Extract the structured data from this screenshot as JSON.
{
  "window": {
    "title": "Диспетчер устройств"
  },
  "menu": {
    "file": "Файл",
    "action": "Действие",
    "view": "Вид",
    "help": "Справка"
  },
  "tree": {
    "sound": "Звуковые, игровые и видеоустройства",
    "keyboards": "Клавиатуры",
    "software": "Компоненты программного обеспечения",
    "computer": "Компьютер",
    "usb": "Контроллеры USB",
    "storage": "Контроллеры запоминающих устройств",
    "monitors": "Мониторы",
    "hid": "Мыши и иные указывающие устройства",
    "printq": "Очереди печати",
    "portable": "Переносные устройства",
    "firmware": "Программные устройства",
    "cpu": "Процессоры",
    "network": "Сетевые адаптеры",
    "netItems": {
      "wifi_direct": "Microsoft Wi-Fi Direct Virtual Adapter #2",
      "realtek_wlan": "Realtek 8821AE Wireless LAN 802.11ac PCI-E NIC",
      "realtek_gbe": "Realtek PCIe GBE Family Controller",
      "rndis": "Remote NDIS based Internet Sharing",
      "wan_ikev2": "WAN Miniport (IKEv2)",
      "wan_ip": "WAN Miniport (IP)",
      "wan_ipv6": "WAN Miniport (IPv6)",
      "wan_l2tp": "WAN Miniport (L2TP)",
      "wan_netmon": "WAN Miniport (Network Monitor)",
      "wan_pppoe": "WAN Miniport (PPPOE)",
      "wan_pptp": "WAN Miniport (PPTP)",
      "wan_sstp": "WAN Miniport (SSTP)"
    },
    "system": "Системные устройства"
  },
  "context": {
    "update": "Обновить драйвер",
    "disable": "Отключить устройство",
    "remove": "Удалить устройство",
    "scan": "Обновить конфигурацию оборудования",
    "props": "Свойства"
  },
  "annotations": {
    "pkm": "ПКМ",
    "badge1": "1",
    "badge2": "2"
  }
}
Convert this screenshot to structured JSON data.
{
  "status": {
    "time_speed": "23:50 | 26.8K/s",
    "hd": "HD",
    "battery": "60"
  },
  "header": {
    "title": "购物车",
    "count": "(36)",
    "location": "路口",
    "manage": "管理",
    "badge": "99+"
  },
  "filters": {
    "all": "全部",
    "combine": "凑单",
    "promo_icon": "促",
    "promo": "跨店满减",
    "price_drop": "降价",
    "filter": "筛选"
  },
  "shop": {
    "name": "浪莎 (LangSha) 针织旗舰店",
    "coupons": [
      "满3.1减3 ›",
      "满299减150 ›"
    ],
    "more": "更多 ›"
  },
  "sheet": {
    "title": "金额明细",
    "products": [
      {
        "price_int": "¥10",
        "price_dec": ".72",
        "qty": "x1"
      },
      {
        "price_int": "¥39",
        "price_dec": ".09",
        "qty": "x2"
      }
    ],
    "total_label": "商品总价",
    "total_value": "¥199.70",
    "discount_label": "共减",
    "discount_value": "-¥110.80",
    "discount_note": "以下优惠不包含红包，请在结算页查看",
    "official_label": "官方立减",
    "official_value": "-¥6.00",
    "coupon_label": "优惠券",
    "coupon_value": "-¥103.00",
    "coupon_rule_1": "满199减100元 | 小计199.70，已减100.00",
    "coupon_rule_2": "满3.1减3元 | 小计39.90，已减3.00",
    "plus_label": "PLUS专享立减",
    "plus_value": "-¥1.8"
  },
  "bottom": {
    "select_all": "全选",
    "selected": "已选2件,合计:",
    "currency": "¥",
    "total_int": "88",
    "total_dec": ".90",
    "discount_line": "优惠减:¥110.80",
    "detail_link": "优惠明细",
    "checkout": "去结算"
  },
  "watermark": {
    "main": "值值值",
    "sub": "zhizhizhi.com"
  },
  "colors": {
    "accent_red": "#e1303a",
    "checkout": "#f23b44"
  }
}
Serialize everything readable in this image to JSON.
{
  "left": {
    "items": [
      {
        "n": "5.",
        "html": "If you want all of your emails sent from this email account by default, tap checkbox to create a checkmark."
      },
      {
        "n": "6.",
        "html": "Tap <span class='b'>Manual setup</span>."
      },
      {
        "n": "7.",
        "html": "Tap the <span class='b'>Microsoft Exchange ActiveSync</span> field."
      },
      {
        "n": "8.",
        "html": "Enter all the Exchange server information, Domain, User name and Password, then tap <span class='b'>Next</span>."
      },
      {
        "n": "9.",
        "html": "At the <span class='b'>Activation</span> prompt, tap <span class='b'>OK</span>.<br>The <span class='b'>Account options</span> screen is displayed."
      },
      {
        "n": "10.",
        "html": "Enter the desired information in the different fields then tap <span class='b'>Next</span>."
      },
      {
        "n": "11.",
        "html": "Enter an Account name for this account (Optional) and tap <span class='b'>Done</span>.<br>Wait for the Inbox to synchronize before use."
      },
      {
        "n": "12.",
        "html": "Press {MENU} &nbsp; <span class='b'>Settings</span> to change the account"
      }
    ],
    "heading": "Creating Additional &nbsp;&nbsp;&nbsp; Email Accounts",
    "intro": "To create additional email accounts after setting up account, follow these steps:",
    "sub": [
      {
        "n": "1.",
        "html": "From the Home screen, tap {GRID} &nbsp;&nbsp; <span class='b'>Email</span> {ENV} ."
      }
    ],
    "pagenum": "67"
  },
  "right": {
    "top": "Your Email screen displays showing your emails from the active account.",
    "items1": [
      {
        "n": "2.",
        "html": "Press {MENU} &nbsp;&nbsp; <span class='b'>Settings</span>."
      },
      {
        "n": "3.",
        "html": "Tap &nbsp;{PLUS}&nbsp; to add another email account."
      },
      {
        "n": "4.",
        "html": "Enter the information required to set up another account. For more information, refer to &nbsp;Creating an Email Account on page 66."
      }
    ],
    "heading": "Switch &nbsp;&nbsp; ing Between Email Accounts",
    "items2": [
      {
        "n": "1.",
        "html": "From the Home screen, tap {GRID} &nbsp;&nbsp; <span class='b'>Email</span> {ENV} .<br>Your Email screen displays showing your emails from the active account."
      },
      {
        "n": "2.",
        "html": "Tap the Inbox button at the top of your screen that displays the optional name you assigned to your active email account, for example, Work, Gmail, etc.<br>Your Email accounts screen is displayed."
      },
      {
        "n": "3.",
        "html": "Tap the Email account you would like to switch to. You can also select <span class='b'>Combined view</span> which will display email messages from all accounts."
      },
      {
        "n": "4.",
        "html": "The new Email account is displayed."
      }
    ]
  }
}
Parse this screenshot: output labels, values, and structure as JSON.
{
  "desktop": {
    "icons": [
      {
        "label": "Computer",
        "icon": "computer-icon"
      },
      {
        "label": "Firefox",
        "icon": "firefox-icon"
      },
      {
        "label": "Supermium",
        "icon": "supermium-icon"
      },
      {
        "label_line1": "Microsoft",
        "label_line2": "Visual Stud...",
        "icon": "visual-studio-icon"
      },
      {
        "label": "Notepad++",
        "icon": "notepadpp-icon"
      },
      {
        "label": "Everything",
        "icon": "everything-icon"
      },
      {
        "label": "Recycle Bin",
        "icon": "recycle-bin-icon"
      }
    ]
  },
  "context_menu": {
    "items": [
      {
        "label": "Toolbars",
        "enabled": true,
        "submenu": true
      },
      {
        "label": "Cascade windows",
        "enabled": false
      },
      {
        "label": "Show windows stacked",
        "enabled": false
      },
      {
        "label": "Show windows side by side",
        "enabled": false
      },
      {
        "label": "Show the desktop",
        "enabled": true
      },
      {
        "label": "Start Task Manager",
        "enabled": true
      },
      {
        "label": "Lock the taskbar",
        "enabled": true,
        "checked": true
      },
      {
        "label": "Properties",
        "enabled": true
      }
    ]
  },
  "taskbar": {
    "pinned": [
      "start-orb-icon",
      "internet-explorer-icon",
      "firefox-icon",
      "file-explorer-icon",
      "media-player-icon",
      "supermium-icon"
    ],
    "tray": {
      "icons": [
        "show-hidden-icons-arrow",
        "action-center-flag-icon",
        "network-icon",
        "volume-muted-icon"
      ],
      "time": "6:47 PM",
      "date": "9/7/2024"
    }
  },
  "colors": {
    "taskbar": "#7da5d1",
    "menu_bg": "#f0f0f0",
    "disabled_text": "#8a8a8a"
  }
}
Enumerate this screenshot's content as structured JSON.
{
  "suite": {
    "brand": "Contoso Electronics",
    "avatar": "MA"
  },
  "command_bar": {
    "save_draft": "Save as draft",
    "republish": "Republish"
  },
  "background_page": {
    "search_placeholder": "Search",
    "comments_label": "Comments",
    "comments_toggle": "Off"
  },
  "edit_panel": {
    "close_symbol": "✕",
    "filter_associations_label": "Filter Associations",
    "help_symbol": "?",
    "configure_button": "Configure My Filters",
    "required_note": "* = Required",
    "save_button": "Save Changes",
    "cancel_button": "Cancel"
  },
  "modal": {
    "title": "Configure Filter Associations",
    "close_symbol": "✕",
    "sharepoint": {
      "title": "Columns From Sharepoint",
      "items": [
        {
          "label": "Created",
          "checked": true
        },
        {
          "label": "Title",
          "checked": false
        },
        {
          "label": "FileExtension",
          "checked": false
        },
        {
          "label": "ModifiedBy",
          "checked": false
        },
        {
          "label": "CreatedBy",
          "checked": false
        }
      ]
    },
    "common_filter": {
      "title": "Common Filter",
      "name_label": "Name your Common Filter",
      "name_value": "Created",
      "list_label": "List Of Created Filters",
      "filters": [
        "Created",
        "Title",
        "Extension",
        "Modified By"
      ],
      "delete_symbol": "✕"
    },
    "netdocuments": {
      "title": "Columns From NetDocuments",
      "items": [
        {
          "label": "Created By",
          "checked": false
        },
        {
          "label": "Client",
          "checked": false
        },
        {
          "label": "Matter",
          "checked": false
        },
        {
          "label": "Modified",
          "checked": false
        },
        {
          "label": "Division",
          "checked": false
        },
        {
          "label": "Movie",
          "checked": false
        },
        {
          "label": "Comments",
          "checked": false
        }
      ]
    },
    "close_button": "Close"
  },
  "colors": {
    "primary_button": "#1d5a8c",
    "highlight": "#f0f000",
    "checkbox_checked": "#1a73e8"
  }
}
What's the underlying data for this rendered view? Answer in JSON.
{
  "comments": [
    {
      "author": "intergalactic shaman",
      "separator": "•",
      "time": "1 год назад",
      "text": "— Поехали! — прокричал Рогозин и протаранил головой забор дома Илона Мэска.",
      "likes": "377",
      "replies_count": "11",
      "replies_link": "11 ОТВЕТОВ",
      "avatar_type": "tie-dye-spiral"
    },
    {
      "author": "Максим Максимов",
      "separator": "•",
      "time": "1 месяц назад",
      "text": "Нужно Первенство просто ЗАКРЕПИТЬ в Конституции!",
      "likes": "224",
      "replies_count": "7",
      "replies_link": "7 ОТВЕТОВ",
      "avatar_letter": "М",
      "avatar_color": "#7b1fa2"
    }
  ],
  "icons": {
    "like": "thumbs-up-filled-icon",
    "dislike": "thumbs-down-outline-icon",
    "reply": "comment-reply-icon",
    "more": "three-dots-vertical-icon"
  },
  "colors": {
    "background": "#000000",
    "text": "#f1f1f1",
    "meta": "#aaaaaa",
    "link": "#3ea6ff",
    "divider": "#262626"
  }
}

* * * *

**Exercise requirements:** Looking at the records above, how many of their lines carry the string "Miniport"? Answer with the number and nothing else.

**Written solution:** 8